This is only the second building of the famous architect in China, and in this case - in his native places: although Pei himself was born south of there, in Guangzhou, but it was in Suzhou that his ancestors lived for hundreds of years.
Suzhou has existed for 2.5 thousand years and is known for its monuments of architecture and garden art, many of which are included in the UNESCO World Heritage List. Therefore, Pei took the problem of designing a modern building in the center of the old city especially seriously. The architect decided to use the laconic geometric volumes of the museum complex typical for his work in the color typical for Suzhou, consisting of combinations of white and gray. At the same time, Pei, having borrowed the whitewashed walls from the architectural typology characteristic of the city, abandoned the use of traditional gray tiles. Instead, he used gray natural stone panels and gray plaster. In general, the project is a system of pavilions located around courtyards and gardens, a plan based on the Chinese manor scheme that has developed over the millennia. According to J.M. While singing, he tried to combine the techniques of modernism and the traditions of local architecture.

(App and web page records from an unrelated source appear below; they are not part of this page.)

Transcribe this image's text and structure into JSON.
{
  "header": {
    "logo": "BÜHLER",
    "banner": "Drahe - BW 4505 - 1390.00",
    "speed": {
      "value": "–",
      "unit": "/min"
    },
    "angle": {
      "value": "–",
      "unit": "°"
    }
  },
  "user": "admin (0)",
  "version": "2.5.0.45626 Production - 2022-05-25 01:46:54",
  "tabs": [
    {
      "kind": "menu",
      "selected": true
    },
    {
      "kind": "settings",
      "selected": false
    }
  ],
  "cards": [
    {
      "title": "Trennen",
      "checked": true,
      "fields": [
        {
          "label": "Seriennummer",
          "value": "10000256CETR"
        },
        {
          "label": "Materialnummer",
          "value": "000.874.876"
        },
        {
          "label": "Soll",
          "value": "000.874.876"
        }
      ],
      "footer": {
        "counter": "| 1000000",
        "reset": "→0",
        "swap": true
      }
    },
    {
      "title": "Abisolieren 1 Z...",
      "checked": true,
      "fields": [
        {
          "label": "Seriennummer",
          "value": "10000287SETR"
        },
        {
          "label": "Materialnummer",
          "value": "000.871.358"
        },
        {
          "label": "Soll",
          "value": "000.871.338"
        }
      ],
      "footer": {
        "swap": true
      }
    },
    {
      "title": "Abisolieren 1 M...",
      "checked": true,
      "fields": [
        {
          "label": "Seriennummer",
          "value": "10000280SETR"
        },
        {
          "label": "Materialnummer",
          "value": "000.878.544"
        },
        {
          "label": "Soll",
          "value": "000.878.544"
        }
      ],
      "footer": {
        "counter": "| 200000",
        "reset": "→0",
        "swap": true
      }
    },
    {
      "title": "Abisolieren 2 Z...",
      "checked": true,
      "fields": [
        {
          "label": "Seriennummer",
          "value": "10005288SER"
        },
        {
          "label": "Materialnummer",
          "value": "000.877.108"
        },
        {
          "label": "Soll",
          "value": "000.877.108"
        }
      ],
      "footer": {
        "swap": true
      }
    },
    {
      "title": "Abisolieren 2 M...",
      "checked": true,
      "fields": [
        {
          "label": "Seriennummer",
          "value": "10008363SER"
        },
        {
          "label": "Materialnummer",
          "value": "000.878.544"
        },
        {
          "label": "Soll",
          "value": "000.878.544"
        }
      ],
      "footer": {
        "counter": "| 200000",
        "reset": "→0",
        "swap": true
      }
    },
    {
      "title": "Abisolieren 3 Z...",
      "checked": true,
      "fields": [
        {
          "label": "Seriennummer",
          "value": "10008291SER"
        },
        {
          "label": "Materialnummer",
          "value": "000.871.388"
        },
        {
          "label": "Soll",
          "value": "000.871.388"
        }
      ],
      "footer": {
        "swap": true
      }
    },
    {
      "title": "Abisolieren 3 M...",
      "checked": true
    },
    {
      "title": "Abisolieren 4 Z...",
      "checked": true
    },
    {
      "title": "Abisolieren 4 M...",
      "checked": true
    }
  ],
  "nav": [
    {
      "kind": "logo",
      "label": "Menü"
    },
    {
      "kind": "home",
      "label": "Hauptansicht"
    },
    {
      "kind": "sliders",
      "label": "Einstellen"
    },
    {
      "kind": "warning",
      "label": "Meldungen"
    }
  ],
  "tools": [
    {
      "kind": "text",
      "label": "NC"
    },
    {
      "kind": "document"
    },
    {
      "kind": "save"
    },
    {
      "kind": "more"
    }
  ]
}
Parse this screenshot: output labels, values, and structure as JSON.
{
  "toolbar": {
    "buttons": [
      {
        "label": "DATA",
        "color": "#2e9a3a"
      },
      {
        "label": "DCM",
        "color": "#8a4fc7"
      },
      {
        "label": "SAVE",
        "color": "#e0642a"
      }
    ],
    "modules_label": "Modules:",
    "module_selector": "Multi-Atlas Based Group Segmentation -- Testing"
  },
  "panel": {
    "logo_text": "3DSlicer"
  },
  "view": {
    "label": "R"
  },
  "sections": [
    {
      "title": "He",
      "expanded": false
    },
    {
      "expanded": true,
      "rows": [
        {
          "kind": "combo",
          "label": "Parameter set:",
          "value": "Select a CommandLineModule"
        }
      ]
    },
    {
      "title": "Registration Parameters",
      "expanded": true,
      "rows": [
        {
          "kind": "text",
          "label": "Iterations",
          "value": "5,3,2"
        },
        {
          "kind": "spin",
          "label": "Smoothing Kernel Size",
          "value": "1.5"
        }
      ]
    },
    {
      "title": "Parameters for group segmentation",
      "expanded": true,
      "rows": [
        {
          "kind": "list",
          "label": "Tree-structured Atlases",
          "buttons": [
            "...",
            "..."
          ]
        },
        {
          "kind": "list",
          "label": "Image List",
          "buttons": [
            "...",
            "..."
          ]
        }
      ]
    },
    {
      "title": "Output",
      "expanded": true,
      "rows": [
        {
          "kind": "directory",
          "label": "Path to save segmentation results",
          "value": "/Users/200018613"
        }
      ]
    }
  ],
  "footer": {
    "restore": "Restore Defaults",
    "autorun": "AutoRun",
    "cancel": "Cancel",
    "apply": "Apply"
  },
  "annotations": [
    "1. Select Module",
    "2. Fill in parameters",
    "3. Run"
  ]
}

Thus, he proposed a variant of the architectural style for the new China. According to the architect, what is now being built in his homeland is either a slavish imitation of the past, or a weak imitation of the West.
The museum combines both typical features of Pei's work (large geometric volumes, extensive use of glass and natural lighting) and the techniques of Chinese architecture: connecting a building and a garden into a single whole, artificial reservoirs with bridges thrown over them, etc.
The project cost $ 40 million and includes 5,000 sq. m of exhibition halls, a library and a large lecture hall with 200 seats.
After Pei ended his active collaboration with his architecture firm Pei Cobb Freed in 1990, he designs buildings only outside the United States. So, as the architect himself admits, he "learns the world."